What is a vicar’s house called?
Rectory and vicarage houses, in the sense of parsonages for the resident clergyman, sometimes formed part of the church’s original medieval endowment, sited usually (though not always) near the church itself.
What is the house next to the church called?
What is another word for church house?
Do pastors live in churches?
Most pastors are provided with a rectory, a house owned by the church where they are able to live free of charge during their time as pastor of the church.
What is a presbytery mean?
presbytery, in church government, ruling body in Presbyterian churches that consists of the ministers and representative elders from congregations within a given district (see presbyterian).
What does parish of residence mean?
noun. a building used by a church chiefly for administrative and social purposes. (especially in the Roman Catholic Church) the residence of a cleric.
Who can live in a parsonage?
Churches can designate a housing allowance for a minister who lives in a parsonage if the minister pays for utilities, repairs, furnishings or other eligible expenses. Ministers who live rent-free in a church-owned parsonage should not include the fair rental value of the parsonage in income for federal income taxes.
Do priests get married?
There is a long-standing practice, though, to require celibacy of Latin (or Roman) rite priests. In the Eastern rites, celibacy is generally not required — although it is required for bishops. … For any Catholic priest, if already ordained a priest, they cannot subsequently marry.

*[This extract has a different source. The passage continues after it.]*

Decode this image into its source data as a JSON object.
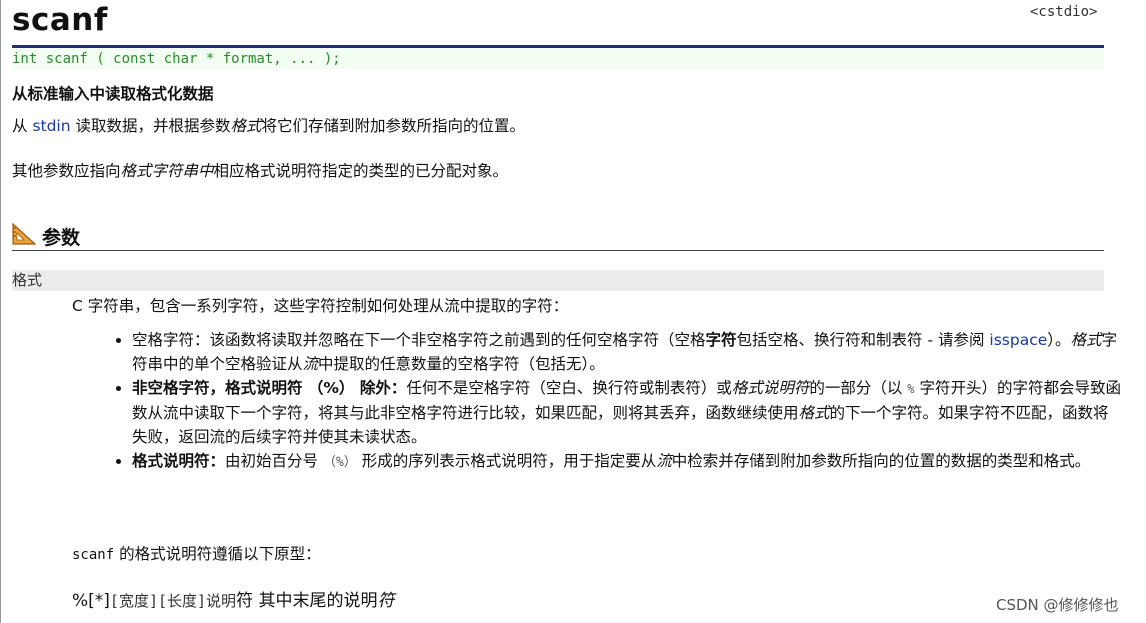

What are church doors called?
The royal doors, holy doors, or beautiful gates are the central doors of the iconostasis in an Eastern Orthodox or Eastern Catholic church. In Orthodox Churches, the sanctuary (sometimes called the Altar, which contains the Holy Table) is separated from the nave by a wooden screen called the iconostasis.